If you plan to use the tiny home as an office, studio or a hang-out space, it can be on the same property as your traditional home. But according to Stephens, some, but not all zones of the city, require you to apply for a conditional-use permit as an accessory dwelling unit. Those permits have a one-time cost of around $2,600, take 30 to 60 days to acquire, and some restrictions apply.
Stephens said the city is considering developing more specifics for tiny homes, as the city views them as up-and-coming affordable housing options. Can Bend look forward to tiny house communities like many other cities around the country have?
The tiny house experience
Tiny house dweller Cathy Freyberg has lived in her mini dwelling since June. She said she followed the tiny home movement for over a year before taking the leap to having her own — it was the perfect option after her divorce and move from “the big house.” She calls it her “no-energy home” — saying, “I have just what I need, and it takes hardly any energy to keep it clean.”

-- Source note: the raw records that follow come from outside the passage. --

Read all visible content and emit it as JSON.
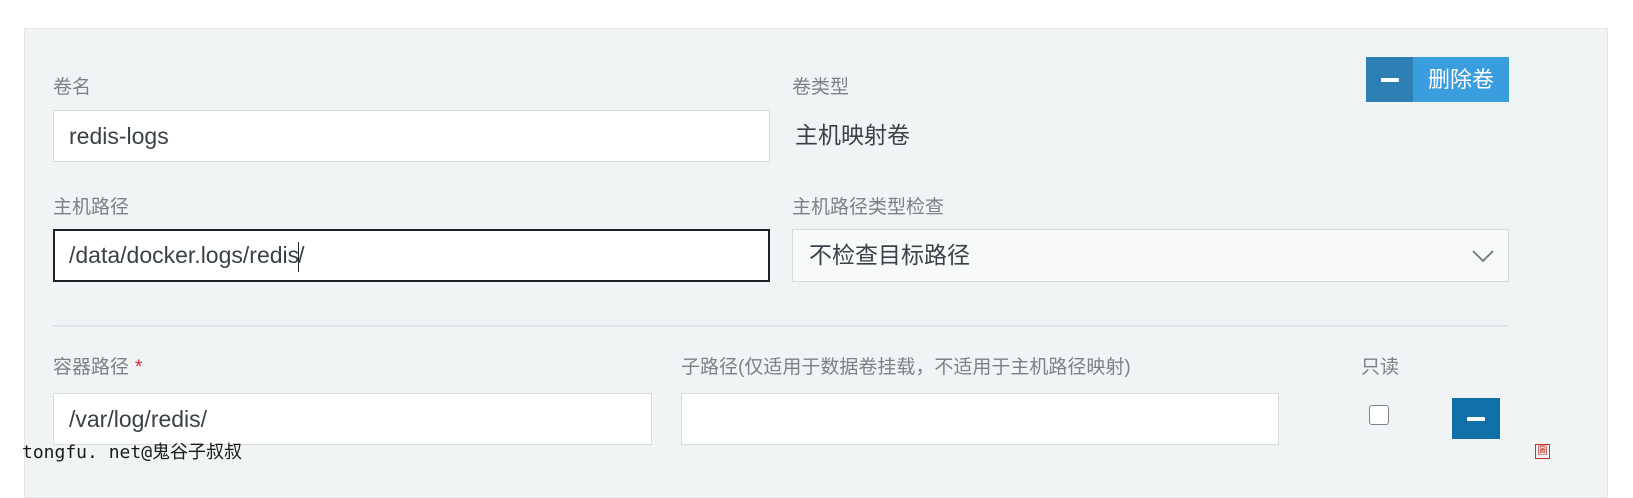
{
  "volume": {
    "name_label": "卷名",
    "name_value": "redis-logs",
    "type_label": "卷类型",
    "type_value": "主机映射卷",
    "remove_button_label": "删除卷",
    "host_path_label": "主机路径",
    "host_path_value_before_caret": "/data/docker.logs/redis",
    "host_path_value_after_caret": "/",
    "host_path_check_label": "主机路径类型检查",
    "host_path_check_selected": "不检查目标路径"
  },
  "mount": {
    "container_path_label": "容器路径",
    "required_marker": "*",
    "container_path_value": "/var/log/redis/",
    "subpath_label": "子路径(仅适用于数据卷挂载，不适用于主机路径映射)",
    "subpath_value": "",
    "readonly_label": "只读",
    "readonly_checked": false
  },
  "watermark": {
    "text": "tongfu. net@鬼谷子叔叔",
    "corner_glyph": "圖"
  },
  "icons": {
    "remove_volume": "minus-icon",
    "remove_row": "minus-icon",
    "select_arrow": "chevron-down-icon"
  },
  "colors": {
    "panel_bg": "#f1f4f5",
    "button_primary": "#3a9ede",
    "button_primary_dark": "#2e7fb4",
    "button_remove_row": "#0f6fa6",
    "required": "#d9262b"
  }
}
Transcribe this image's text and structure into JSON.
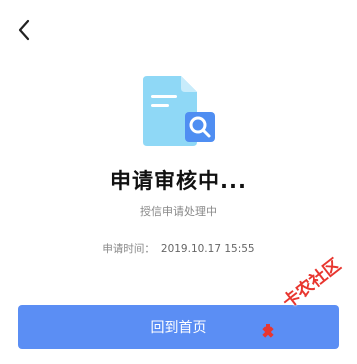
{
  "nav": {
    "back_icon": "chevron-left-icon"
  },
  "illustration": {
    "icon": "document-search-icon",
    "colors": {
      "paper": "#8fd8f6",
      "paper_fold": "#c8ecfb",
      "magnifier_bg": "#4f8ef2",
      "lines": "#ffffff"
    }
  },
  "status": {
    "title": "申请审核中...",
    "subtitle": "授信申请处理中",
    "time_label": "申请时间：",
    "time_value": "2019.10.17 15:55"
  },
  "actions": {
    "home_button_label": "回到首页"
  },
  "watermark": {
    "text": "卡农社区",
    "color": "#e8362f"
  },
  "colors": {
    "accent": "#5b8ef4",
    "title": "#111111",
    "muted": "#888888"
  }
}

Her home is on 6 acres of rented land and has a gray-water system and solar power. She purchased plans from an Ashland company and hired a home builder to create her custom home — his first adventure into tiny home construction. Freyberg said, “Except for an IKEA sink, everything inside is custom and just how I wanted it.”
There’s another option to having someone build a tiny home for you. You can do it yourself. There are plan books available, free patterns online and hands-on how-to workshops designed to teach you the basics. PAD, an education, resource and consulting company, offers workshops for those interested in tiny house living. The next workshop is planned for Feb. 27 and 28 in Portland.
Obviously, the DIY route saves money if you have the time and skills to create your own from the trailer bed up.
Tiny Home Oregon offers three levels of completion for tiny homes, allowing DIYers to share in the fun of creating their own dwelling and saving some money in the process. If you go it on your own, consult the extensive building checklist on Thetinylife.com.
Give it a try
Perhaps you’re addicted to watching HGTV’s “Tiny House, Big Living,” or “Tiny House Hunters,” or DIY Network’s “Tiny House Builders” shows and wondering if hobbit-size living would suit your lifestyle.
If you think you’d like to try a tiny home out for size, Portland offers the Caravan Hotel, the first tiny house hotel in the United States. It’s a grouping of six custom-built tiny homes, all under 200 square feet, available for nightly rental. For the slightly less curious, the owners also offer Sunday tours of the homes, when they’re not occupied. Go to Tinyhousehotel.com for more information.
— Reporter: firstname.lastname@example.org